Element data from apps and pages:

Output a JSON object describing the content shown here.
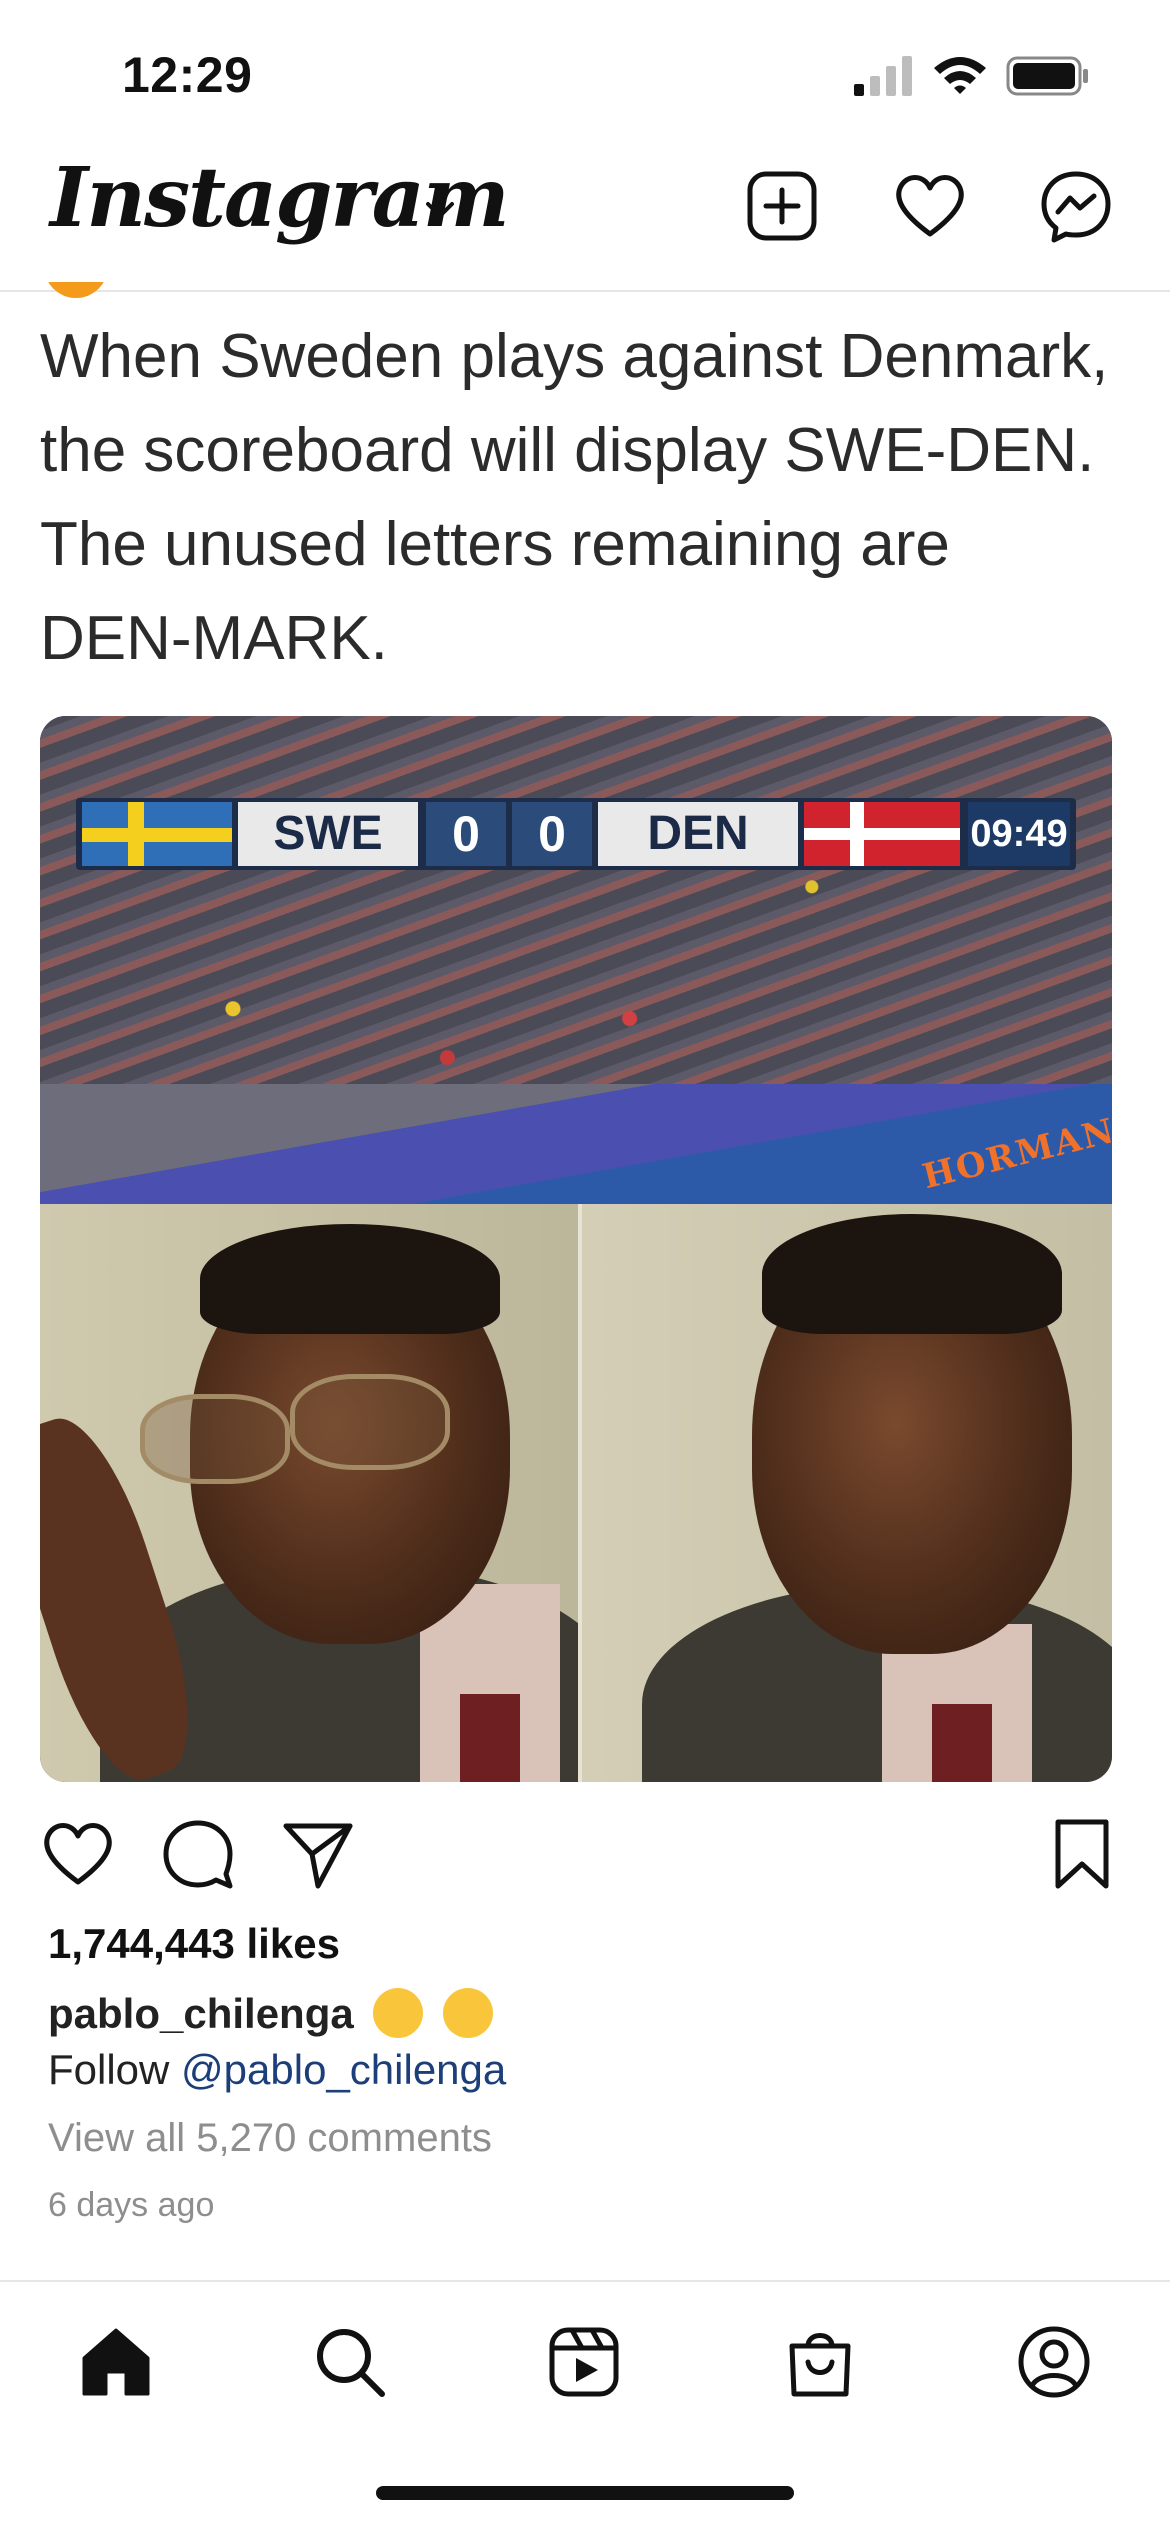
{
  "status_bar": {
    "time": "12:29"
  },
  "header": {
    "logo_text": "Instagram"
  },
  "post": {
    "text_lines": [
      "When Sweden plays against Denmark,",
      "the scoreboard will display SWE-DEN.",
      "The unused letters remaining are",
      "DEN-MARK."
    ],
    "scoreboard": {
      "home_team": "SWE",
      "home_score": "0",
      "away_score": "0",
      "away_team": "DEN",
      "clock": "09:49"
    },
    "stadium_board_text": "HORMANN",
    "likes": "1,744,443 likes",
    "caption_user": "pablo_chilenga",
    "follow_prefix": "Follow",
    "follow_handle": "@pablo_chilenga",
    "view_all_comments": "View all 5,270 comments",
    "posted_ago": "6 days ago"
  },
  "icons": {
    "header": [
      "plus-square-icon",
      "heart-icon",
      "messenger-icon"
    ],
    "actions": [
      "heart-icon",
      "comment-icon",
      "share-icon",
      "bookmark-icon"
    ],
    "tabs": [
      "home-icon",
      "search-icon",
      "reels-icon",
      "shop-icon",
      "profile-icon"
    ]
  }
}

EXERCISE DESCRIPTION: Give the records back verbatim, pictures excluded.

WRITTEN ANSWER:
Output a JSON object describing the content shown here.
{
  "status_bar": {
    "time": "12:29"
  },
  "header": {
    "logo_text": "Instagram"
  },
  "post": {
    "text_lines": [
      "When Sweden plays against Denmark,",
      "the scoreboard will display SWE-DEN.",
      "The unused letters remaining are",
      "DEN-MARK."
    ],
    "scoreboard": {
      "home_team": "SWE",
      "home_score": "0",
      "away_score": "0",
      "away_team": "DEN",
      "clock": "09:49"
    },
    "stadium_board_text": "HORMANN",
    "likes": "1,744,443 likes",
    "caption_user": "pablo_chilenga",
    "follow_prefix": "Follow",
    "follow_handle": "@pablo_chilenga",
    "view_all_comments": "View all 5,270 comments",
    "posted_ago": "6 days ago"
  },
  "icons": {
    "header": [
      "plus-square-icon",
      "heart-icon",
      "messenger-icon"
    ],
    "actions": [
      "heart-icon",
      "comment-icon",
      "share-icon",
      "bookmark-icon"
    ],
    "tabs": [
      "home-icon",
      "search-icon",
      "reels-icon",
      "shop-icon",
      "profile-icon"
    ]
  }
}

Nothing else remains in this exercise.